When ‘Can We Be Strangers‘ heads this album off, it’s easy to be drawn in by the assumption that Jeremy Tuplin has been listening to an awful lot of Tindersticks, or perhaps even more likely, The National. From there on though, it’s pretty evident that, if anyone is his true spirit guide, it’s Neil Hannon.
There are other references to be made, of course, as Tuplin’s voice is reminiscent of The Triffids‘ late frontman David McCombs on ‘Bad Lover‘ and on the zippier tracks, the musical backing reminds me a little of eighties indie underdogs The Man From Del Monte.
‘The Machine‘ is one of the highlights here, beginning with a pounding rhythm that calls to mind a sped up intro of Alannah Myles‘s 1990 smash ‘Black Velvet‘, Tuplin’s semi-romantic prose lifting the track several notches higher, with lyrics like “Here I am, it’s midnight, I’ve had a few to drink / I’m wandering through the streets alone, batteries on the blink / Barcelona, November, two thousand seventeen / I thought it’d be the future by now, but it’s gone and been.”
Like the aforementioned Divine Comedy man, intelligent verbosity plays a huge part in Jeremy Tuplin’s music, and in truth, if you’ve never paid that much attention to the words, you may well find this harder to enjoy, for there are precious few real hooks ensconced within. Winsome? Yes. Easy on the ear? Hell yeah. But catchy? Uuuuuum…..
Thankfully it matters not one jot, as there is much to admire in Tuplin’s fascinating take on ‘folk rock’, although it almost seems like describing him in such terms is doing him a great disservice. Especially when you get to the dreamy, swirling guitars of the gorgeous ‘Humans‘, transporting you right back to a more innocent era, circa 1991 to be precise, and proving that this guy has more herbs in his spice rack than merely parsley.
We’re left with the more minimalistic acoustics of ‘The Beast‘, which contains quite feasibly my favourite lyric of the year so far: “So naturally I’ve been doing this all the time / in between any other hippy crap I find online.”

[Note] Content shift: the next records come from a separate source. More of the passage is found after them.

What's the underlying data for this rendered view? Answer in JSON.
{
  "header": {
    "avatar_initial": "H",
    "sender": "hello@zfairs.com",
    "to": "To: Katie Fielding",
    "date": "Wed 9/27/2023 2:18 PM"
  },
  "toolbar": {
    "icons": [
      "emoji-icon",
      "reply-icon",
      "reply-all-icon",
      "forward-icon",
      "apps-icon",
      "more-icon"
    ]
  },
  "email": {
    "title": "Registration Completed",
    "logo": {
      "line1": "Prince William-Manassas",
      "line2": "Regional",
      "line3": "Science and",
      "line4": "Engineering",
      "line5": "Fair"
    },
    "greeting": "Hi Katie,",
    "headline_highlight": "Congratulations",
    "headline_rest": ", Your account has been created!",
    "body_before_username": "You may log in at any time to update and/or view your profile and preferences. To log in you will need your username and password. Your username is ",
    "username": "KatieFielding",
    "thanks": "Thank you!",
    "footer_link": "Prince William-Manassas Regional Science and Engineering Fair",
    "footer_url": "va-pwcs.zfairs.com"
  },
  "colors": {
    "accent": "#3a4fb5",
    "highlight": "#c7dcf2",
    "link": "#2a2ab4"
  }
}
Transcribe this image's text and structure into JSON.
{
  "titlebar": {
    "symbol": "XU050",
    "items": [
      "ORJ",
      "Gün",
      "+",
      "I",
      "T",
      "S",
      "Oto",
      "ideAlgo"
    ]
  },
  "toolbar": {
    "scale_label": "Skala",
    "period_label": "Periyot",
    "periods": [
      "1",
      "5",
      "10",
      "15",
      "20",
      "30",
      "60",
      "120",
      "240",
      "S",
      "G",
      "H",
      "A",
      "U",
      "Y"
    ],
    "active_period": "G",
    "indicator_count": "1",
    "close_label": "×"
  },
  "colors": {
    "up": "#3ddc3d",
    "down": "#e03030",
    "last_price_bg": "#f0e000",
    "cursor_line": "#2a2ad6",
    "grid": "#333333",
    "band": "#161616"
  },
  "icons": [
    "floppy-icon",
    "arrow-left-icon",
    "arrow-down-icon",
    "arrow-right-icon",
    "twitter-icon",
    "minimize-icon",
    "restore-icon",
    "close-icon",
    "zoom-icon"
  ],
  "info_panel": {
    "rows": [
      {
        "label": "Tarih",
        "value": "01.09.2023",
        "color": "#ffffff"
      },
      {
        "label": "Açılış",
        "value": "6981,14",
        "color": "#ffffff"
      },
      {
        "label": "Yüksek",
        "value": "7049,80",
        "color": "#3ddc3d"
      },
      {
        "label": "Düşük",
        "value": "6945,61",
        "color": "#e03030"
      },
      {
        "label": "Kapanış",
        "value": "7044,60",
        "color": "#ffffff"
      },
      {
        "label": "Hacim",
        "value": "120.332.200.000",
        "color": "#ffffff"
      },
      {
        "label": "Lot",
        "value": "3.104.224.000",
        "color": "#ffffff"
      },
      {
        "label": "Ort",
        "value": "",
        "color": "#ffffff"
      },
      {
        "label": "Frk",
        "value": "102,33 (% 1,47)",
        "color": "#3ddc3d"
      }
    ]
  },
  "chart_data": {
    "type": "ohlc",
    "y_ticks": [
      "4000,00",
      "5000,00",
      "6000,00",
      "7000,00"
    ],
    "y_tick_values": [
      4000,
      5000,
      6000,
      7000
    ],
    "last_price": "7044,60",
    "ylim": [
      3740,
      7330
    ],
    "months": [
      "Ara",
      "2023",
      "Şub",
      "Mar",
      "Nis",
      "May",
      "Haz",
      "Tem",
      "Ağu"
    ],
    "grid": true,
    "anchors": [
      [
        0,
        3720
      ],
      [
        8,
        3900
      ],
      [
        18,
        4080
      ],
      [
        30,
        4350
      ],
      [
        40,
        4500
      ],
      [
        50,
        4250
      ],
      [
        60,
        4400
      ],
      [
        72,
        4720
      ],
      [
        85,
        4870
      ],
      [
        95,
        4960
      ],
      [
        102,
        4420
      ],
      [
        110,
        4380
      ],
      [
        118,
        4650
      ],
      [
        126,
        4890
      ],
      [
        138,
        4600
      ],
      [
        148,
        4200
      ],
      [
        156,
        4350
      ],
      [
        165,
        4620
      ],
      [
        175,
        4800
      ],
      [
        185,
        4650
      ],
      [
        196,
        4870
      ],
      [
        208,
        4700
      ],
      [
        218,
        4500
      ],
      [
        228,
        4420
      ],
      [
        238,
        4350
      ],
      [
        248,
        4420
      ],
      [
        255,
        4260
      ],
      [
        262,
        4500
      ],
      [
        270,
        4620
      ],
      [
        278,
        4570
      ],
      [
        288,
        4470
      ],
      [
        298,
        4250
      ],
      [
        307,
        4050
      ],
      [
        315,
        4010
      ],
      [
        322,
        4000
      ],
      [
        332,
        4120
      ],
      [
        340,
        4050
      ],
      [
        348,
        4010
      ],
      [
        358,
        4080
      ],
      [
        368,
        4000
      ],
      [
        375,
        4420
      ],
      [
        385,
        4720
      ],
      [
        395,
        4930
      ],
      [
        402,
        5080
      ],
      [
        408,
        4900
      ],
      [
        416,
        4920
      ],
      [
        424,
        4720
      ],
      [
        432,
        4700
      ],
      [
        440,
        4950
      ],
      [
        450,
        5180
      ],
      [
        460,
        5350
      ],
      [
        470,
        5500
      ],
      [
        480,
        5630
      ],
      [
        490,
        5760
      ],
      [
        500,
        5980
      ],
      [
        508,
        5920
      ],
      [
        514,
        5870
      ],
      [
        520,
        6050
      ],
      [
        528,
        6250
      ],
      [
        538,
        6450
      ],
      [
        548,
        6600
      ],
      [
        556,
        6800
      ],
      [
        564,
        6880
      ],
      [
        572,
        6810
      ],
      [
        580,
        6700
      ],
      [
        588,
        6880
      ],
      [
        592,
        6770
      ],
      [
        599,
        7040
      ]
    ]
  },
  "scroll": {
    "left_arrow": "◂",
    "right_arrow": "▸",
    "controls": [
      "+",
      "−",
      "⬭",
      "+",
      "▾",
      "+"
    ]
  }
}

Sometimes beautiful, often funny, Pink Mirror is definitely worth your time.
Pink Mirror is out now on Trapped Animal Records.